• I don’t usually go to Tom Cruise movies (because the guy’s too full of himself--and more than a bit weird, to boot), but yesterday’s news that the lovely Paula Patton will join the cast of Mission: Impossible 4 might actually get me into a theater seat.

• Dan Brown--most unwanted author?

• In case you haven’t noticed, blogger Paul D. Brazill has been expanding a series of interviews with “crime writers from the north of England.” So far, he’s interrogated Nick Quantrill, Sheila Quigley, and Julie Lewthwaite, with more to come.

• You would think that if you were governor of one of the U.S. states, even a right-wing chief executive, you’d at least be willing to tell the truth. But apparently not in the cases of Arizona’s Jan Brewer and New Jersey’s Chris Christie.

Things seem to be settling down on the set of Tom Selleck’s new police series, Blue Bloods, after troubles were reported last month.

• Wow, I thought this odd TV show from the late 1980s would never make the transition to DVD. It just proves again that one should not give up hope in these matters.

A fascinating tidbit from the tragic story of “Custer’s Last Stand.”

• And why did thriller writer John le Carré (aka David Cornwall) refuse to meet with notorious British double agent Kim Philby, a decision that “likely” played a part in ending Cornwall’s own career as “a British agent for both MI5 and MI6”? The author--whose new Le Carré novel, Our Kind of Traitor, will be published in the UK this month and in the States in October--shares that episode from his past with The Daily Telegraph. (Hat tip to The Deighton Dossier.)
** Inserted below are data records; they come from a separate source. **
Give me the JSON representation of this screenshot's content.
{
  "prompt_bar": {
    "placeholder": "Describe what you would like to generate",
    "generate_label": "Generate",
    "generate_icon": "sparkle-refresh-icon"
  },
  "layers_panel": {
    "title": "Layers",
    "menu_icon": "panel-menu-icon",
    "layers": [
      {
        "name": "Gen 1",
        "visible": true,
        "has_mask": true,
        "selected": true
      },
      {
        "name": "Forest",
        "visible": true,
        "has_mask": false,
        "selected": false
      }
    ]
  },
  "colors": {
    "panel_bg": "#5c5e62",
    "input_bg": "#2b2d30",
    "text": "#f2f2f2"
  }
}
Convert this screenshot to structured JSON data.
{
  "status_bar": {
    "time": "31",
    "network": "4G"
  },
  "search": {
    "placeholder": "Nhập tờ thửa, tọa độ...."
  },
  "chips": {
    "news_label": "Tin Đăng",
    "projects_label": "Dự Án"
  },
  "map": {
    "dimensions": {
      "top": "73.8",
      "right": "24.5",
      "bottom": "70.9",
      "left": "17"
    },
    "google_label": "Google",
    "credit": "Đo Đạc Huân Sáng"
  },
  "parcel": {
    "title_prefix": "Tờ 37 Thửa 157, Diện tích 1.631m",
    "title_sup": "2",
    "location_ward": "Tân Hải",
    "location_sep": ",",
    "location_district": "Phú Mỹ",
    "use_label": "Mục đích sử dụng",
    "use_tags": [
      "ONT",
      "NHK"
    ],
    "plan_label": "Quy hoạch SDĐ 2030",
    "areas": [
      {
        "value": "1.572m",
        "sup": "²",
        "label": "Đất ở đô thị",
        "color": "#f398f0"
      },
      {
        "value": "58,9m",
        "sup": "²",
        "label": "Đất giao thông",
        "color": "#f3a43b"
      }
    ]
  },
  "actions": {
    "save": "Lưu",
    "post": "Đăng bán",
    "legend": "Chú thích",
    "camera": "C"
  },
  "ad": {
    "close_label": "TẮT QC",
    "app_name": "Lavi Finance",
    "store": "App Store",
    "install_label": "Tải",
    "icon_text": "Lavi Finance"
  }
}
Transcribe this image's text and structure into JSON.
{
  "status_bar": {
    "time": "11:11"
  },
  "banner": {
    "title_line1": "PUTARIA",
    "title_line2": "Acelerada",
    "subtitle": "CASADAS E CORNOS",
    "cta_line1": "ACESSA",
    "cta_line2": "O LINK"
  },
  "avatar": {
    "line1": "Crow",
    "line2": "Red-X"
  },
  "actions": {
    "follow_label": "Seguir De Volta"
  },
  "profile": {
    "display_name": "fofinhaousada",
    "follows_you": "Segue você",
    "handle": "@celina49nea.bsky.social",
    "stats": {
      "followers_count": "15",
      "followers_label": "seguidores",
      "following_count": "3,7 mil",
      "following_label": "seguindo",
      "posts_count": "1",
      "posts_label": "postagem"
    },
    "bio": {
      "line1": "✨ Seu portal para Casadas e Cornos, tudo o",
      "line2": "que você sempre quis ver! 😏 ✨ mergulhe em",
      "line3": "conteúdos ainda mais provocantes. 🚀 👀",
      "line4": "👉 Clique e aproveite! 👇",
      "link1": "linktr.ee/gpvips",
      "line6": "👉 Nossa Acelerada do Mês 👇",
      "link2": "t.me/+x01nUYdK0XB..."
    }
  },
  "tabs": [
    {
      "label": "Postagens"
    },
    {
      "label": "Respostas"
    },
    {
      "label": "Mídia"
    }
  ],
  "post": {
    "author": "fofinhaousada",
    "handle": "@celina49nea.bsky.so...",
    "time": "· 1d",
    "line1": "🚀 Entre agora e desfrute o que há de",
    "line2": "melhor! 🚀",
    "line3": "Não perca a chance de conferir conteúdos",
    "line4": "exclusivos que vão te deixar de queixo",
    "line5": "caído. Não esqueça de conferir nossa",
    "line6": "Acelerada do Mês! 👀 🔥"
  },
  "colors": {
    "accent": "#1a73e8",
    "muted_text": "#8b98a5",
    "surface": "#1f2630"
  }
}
2 comments:

Rural View said...

Thanks for the link to the silent witness at Custer's Last Stand. Fascinating story.

Paul D. Brazill said...

Thanks for the mention. I've an interview with Byker Books' rising star Andy Rivers today and I also have a forgotten book by Northerner Steve Mosby here: http://pdbrazill.blogspot.com/2010/09/fridays-forgotten-books-cutting-crew-by.html